On the 20th Anniversary of the attacks on America, the JFK Airport community came together to unveil a long awaited memorial to those who perished that fateful day. It was a labor of love and respect taken on by many individuals and organizations. The JFK Chamber of Commerce, the Port Authority, Columbia Association of CBP and many others have worked relentlessly to make this happen. The monument has a permanent home in front of the Port Authority Administration Building 14 at JFK International Airport. It pays respect to the lives of the Port Authority Police, Port Authority Civilian staff, United Airlines and American Airlines crews that were taken that day by terrorists. It is a beautiful place to sit, reflect and remember those lost and the legacy of the lives they lived.
Following the unveiling, the annual Memorial Service began, led by JFK Chamber President Al Dephillips and Deputy Director of Aviation and General Manager of JFK International Airport, Charles Everrett.
It was a solemn ceremony with our faith leaders, community leaders and the colleagues of those who were lost. The names of the PA Police and Civilian and American and United Airlines crews that perished during the attacks were read in remembrance.
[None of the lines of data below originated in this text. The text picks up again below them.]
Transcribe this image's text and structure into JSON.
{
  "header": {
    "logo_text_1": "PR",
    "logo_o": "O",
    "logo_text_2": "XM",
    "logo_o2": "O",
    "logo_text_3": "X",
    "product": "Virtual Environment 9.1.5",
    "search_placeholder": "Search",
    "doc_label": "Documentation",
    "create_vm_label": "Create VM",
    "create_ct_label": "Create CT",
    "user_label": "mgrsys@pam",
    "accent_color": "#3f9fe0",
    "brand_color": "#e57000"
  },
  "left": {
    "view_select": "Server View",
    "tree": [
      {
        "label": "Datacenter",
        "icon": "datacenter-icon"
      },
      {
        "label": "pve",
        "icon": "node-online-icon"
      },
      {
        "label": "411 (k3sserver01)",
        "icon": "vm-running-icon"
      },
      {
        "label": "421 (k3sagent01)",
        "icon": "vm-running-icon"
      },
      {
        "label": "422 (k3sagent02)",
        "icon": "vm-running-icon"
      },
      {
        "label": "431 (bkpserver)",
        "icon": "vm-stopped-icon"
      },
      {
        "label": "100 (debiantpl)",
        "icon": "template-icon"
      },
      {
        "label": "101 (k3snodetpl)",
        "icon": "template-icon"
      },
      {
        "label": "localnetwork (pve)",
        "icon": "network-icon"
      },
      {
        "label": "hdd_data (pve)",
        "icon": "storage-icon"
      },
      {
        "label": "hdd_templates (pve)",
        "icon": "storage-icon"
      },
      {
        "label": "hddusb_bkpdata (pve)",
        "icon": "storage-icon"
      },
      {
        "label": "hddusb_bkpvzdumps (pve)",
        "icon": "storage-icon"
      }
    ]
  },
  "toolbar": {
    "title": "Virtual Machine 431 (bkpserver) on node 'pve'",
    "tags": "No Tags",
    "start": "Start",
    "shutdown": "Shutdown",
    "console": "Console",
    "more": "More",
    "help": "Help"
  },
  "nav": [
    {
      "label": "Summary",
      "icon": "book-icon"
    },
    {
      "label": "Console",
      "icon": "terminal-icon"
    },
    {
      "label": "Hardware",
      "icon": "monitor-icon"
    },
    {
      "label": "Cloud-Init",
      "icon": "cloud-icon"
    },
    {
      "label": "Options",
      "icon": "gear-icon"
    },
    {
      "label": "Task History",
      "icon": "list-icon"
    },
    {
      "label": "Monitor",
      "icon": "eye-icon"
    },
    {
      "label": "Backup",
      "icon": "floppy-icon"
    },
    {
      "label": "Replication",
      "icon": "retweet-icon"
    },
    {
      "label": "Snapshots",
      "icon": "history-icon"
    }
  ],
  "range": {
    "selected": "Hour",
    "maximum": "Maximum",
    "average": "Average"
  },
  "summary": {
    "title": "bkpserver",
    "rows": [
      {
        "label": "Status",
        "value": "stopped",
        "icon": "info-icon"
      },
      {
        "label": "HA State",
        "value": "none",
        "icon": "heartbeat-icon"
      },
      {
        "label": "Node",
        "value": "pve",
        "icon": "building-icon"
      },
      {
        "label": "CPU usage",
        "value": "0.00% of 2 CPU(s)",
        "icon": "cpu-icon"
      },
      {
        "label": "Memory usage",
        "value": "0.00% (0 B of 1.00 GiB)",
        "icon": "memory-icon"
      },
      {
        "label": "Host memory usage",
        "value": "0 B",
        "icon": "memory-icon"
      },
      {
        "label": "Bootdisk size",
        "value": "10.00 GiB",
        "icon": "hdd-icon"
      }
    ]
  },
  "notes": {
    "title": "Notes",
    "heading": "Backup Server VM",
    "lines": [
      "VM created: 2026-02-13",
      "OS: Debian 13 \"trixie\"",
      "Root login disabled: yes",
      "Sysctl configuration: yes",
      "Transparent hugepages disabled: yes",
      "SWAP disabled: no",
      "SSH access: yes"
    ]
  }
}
The Pipe and Drum band from St. Anthony’s High School provided a solemn rendition of Amazing Grace at the mark of 8:46, the time the first plane crashed into the World Trade Center. Eva Boyce Leonard from the PANYNJ Admin office sang the Star Spangled Banner and Gold Bless America.
The Key Note Speaker was Frank DiMola, Executive Director, Terminal 4 Airlines Consortium John F. Kennedy International Airport. Mr. DiMola was the Assistant Aviation Director working in the World Trade Center that day. He walked us through the first 2 hours of his morning that day, from the routine to the unthinkable. He spoke about finding leadership, bravery and self-sacrifice in the actions of his co-workers. He was part of saving so many through his swift actions and the group of fire fighters and PAPD police leadership he banded with ensuring evacuation of anyone they came across. Many he saw that day did not make it out of the towers. He keeps their legacy, sacrifice and heroism alive through his willingness to share his story.
We continue to reflect not only on the many people that died that day, but all those who have been forever changed through their loss. We remember those who ran towards the chaos and gave their lives in service to others and those who have died from 9/11 related sickness in the past 20 years and will in the years to come.
May we continue to heal as a nation, as a community, a friend, loved one or a colleague while honoring the courage of all the lives lost, families impacted and heroes made now and forever.